##### SOURCE INFORMATION

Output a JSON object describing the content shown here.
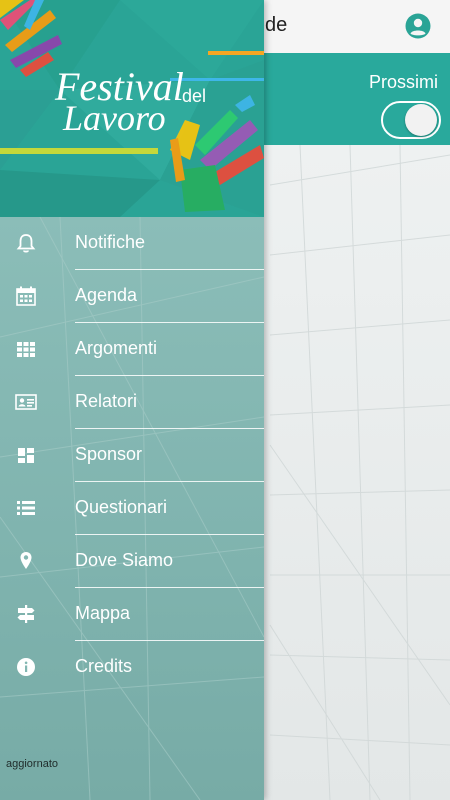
{
  "appbar": {
    "title": "de",
    "account_icon": "account-circle-icon"
  },
  "filter": {
    "label": "Prossimi",
    "toggle_on": true
  },
  "header": {
    "logo_line1": "Festival",
    "logo_small": "del",
    "logo_line2": "Lavoro"
  },
  "menu": [
    {
      "label": "Notifiche",
      "icon": "bell-icon"
    },
    {
      "label": "Agenda",
      "icon": "calendar-icon"
    },
    {
      "label": "Argomenti",
      "icon": "grid-icon"
    },
    {
      "label": "Relatori",
      "icon": "id-card-icon"
    },
    {
      "label": "Sponsor",
      "icon": "dashboard-icon"
    },
    {
      "label": "Questionari",
      "icon": "list-icon"
    },
    {
      "label": "Dove Siamo",
      "icon": "map-pin-icon"
    },
    {
      "label": "Mappa",
      "icon": "signpost-icon"
    },
    {
      "label": "Credits",
      "icon": "info-icon"
    }
  ],
  "footer": {
    "status_text": "aggiornato"
  },
  "colors": {
    "teal": "#29a99c",
    "drawer_bg": "#83b7b2"
  }
}
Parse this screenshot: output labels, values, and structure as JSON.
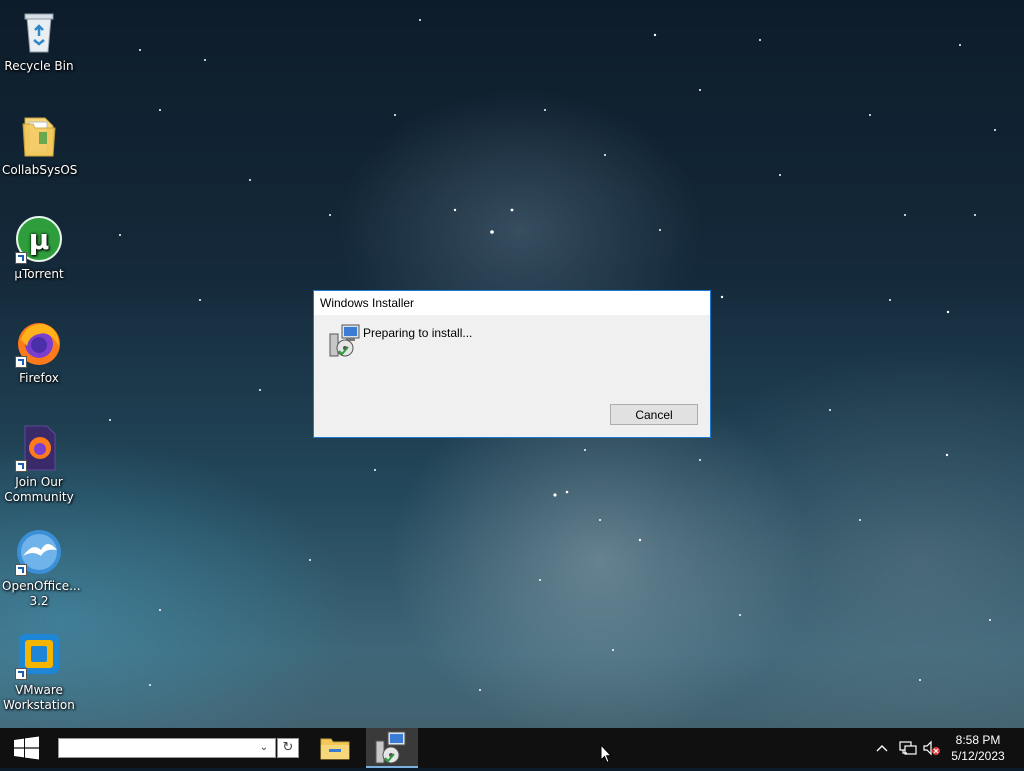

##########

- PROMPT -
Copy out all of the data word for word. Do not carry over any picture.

- RESPONSE AREA -
Output a JSON object describing the content shown here.
{
  "appbar": {
    "title": "de",
    "account_icon": "account-circle-icon"
  },
  "filter": {
    "label": "Prossimi",
    "toggle_on": true
  },
  "header": {
    "logo_line1": "Festival",
    "logo_small": "del",
    "logo_line2": "Lavoro"
  },
  "menu": [
    {
      "label": "Notifiche",
      "icon": "bell-icon"
    },
    {
      "label": "Agenda",
      "icon": "calendar-icon"
    },
    {
      "label": "Argomenti",
      "icon": "grid-icon"
    },
    {
      "label": "Relatori",
      "icon": "id-card-icon"
    },
    {
      "label": "Sponsor",
      "icon": "dashboard-icon"
    },
    {
      "label": "Questionari",
      "icon": "list-icon"
    },
    {
      "label": "Dove Siamo",
      "icon": "map-pin-icon"
    },
    {
      "label": "Mappa",
      "icon": "signpost-icon"
    },
    {
      "label": "Credits",
      "icon": "info-icon"
    }
  ],
  "footer": {
    "status_text": "aggiornato"
  },
  "colors": {
    "teal": "#29a99c",
    "drawer_bg": "#83b7b2"
  }
}
Parse this screenshot: output labels, values, and structure as JSON.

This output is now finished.